» Task item: Using the records below, please work out how many lines contain "symbol"; answer with the number alone.

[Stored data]
##########
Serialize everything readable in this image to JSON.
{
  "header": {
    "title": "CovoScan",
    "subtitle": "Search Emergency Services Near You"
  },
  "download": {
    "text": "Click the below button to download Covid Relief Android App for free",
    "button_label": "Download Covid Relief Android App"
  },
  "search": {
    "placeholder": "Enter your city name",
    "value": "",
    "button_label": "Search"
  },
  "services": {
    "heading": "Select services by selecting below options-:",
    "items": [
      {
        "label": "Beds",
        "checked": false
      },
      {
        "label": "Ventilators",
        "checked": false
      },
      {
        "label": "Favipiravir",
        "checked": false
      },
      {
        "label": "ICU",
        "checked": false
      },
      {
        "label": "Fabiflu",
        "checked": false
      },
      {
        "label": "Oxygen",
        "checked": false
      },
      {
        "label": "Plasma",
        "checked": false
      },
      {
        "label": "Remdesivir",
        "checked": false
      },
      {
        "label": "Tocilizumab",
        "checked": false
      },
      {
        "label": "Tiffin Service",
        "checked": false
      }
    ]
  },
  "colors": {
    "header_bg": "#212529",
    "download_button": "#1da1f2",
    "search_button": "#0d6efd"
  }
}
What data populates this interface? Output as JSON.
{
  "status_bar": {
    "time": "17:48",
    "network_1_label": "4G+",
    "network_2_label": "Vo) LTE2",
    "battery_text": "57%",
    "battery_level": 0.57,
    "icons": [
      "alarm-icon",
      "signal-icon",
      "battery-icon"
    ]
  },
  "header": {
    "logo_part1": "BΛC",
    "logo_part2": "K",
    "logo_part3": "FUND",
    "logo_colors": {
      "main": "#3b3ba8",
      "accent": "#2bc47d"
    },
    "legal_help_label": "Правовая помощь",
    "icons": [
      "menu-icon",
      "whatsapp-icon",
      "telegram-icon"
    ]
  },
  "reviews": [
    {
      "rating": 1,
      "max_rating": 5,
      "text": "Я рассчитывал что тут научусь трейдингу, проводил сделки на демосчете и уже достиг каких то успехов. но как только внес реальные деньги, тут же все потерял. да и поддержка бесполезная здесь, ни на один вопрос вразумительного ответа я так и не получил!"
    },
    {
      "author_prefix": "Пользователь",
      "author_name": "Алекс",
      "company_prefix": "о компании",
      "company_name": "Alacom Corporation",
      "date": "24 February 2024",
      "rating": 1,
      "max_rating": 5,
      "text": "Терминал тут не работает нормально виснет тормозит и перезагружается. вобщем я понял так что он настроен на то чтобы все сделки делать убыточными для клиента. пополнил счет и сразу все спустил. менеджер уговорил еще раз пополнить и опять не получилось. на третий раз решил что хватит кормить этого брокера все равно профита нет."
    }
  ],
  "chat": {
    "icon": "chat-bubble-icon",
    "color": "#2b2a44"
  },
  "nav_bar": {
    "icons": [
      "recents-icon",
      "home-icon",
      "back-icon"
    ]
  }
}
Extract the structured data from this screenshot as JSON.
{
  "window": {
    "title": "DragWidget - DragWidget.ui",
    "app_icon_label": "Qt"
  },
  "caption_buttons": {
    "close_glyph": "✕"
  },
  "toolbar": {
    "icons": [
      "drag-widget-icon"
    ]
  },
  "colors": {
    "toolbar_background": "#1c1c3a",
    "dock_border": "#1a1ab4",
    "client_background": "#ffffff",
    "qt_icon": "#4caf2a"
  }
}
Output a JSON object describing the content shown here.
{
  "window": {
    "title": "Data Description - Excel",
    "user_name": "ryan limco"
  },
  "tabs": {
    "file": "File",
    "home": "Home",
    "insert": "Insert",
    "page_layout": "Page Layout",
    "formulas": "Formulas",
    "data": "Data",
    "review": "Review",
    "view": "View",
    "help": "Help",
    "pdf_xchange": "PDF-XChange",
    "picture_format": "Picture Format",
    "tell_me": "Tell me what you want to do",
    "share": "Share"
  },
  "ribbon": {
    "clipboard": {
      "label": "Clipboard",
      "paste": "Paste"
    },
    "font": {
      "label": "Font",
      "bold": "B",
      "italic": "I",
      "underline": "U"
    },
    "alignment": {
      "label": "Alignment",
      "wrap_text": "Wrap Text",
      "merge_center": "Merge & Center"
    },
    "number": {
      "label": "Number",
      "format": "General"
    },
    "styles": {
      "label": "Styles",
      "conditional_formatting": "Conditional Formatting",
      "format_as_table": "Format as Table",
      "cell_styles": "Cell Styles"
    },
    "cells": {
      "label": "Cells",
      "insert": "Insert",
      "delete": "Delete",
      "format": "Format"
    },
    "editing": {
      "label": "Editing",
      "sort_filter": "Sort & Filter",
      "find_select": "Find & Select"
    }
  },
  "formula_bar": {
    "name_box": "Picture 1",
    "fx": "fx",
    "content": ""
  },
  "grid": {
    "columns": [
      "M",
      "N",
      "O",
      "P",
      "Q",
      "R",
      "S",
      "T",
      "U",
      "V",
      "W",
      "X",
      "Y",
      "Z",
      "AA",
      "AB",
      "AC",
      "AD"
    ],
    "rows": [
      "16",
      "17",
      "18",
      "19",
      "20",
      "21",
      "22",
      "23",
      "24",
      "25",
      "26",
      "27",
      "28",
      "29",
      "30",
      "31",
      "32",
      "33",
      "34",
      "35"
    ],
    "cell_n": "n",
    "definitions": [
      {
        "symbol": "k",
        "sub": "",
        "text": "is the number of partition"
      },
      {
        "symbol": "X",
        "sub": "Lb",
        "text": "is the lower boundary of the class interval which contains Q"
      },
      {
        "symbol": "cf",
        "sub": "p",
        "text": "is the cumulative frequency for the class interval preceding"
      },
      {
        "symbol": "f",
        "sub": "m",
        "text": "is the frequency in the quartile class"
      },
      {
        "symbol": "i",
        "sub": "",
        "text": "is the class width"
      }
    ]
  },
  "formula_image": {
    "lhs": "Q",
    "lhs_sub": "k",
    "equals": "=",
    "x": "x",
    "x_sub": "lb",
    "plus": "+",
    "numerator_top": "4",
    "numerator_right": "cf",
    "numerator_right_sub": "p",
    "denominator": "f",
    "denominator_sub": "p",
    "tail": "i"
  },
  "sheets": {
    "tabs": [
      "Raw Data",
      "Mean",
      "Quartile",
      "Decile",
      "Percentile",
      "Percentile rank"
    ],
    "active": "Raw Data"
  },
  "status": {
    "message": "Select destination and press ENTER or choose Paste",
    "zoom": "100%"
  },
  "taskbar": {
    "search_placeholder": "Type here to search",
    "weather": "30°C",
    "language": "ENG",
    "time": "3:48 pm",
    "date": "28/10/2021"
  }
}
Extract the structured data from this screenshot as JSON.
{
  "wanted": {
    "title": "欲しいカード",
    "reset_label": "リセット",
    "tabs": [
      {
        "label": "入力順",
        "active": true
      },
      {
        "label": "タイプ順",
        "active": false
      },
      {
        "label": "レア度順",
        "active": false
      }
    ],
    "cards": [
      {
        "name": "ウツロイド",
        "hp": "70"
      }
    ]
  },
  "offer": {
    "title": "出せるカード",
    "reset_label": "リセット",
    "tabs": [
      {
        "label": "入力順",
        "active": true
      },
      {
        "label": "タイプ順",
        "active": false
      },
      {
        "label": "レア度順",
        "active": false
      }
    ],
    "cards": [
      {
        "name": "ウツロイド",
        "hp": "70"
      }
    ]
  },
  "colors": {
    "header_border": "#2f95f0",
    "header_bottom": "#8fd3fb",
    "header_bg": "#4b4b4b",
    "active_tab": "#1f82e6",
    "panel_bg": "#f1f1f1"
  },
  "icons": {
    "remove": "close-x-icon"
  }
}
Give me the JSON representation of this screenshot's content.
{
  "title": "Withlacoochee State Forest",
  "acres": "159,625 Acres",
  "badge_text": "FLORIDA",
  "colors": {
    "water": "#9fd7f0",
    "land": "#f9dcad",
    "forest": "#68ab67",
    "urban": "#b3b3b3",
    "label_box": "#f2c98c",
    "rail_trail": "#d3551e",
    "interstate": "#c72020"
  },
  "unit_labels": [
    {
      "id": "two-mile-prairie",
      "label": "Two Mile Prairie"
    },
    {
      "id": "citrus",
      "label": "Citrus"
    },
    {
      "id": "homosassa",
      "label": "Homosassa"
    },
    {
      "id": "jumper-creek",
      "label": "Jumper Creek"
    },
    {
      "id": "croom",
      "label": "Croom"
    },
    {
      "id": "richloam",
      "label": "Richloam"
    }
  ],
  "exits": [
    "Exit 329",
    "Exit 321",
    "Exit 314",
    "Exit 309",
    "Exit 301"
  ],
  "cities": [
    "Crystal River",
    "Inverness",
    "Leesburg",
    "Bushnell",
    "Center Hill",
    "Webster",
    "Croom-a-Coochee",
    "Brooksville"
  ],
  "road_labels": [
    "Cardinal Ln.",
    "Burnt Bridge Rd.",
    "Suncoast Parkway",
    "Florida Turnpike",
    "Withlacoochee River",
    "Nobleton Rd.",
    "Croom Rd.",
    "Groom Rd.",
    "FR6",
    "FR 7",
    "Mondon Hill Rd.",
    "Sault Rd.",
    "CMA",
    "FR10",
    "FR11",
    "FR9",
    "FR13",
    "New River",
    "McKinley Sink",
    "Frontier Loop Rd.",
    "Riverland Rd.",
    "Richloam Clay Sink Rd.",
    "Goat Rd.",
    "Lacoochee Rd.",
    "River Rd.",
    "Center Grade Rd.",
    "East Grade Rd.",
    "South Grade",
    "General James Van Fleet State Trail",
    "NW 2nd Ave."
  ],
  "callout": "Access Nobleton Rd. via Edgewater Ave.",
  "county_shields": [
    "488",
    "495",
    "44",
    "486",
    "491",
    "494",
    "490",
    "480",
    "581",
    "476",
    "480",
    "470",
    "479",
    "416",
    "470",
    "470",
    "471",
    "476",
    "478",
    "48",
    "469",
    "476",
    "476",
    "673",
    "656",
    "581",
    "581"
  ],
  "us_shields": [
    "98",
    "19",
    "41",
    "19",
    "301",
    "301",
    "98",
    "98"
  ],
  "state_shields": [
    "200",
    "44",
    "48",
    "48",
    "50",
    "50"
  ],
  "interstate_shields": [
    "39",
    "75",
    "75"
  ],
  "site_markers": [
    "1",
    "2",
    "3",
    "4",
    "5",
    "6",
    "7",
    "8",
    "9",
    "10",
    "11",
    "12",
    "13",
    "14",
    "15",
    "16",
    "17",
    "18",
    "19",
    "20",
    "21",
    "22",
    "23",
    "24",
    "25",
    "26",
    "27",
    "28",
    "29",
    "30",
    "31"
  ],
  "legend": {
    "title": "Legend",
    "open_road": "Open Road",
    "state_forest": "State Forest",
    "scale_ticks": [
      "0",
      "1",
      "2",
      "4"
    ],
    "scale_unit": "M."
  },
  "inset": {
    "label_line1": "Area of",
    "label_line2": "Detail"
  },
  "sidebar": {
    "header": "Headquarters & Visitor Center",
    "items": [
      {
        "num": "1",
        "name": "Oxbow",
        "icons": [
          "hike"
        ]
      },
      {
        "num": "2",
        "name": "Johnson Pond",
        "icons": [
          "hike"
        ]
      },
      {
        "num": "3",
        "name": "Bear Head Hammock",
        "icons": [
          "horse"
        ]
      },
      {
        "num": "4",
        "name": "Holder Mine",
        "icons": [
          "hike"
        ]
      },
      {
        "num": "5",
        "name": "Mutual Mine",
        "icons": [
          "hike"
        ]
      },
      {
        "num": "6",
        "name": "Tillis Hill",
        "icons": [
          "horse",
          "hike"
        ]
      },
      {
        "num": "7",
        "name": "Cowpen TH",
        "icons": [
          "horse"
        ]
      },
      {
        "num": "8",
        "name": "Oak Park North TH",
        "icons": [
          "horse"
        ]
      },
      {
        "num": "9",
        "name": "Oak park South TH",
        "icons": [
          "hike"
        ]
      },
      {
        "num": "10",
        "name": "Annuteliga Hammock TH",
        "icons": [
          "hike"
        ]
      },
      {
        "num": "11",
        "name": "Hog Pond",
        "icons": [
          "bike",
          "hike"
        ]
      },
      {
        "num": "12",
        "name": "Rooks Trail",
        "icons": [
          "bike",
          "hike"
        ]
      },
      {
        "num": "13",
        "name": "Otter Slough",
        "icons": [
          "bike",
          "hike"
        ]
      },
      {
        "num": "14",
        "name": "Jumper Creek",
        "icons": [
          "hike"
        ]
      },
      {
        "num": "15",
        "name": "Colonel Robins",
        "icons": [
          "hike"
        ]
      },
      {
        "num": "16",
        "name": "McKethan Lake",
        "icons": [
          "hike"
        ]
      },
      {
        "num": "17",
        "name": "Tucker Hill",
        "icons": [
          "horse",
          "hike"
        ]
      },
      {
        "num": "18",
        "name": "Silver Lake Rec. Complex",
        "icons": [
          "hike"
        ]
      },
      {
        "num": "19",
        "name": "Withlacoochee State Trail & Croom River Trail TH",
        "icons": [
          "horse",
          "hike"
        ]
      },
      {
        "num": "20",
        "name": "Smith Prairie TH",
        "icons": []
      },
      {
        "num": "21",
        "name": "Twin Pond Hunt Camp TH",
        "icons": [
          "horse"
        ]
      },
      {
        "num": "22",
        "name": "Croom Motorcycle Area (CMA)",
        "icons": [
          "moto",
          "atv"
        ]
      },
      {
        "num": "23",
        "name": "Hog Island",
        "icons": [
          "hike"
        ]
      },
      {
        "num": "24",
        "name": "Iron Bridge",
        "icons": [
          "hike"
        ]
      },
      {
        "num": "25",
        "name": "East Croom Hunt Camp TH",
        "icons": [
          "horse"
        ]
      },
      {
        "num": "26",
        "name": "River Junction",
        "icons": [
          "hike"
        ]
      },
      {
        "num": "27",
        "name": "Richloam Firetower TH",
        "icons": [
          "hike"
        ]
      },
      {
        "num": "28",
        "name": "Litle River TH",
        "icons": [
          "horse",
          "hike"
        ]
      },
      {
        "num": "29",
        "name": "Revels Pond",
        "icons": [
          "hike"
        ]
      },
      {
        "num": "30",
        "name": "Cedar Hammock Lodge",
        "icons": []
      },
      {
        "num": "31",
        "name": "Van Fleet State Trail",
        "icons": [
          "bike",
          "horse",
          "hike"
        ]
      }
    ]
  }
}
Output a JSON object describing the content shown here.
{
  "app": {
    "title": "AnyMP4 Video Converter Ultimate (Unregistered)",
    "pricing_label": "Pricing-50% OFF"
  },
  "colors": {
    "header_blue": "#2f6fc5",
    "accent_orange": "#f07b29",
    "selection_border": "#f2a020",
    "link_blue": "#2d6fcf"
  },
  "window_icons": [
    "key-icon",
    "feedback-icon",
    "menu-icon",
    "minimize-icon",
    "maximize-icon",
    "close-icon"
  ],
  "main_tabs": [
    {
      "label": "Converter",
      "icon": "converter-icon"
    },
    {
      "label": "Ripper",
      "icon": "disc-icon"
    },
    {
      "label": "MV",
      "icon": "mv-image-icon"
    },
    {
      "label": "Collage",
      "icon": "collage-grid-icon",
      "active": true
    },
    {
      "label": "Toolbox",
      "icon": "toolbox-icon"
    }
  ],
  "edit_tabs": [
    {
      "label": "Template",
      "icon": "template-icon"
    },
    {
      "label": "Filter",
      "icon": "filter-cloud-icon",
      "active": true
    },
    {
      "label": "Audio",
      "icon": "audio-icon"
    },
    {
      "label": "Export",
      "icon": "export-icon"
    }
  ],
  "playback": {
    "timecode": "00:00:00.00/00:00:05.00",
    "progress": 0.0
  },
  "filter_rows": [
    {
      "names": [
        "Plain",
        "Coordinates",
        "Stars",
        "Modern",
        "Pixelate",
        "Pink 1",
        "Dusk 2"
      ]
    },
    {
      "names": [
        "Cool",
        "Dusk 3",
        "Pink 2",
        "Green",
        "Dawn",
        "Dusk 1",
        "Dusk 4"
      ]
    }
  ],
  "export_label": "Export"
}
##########
» Your response: 5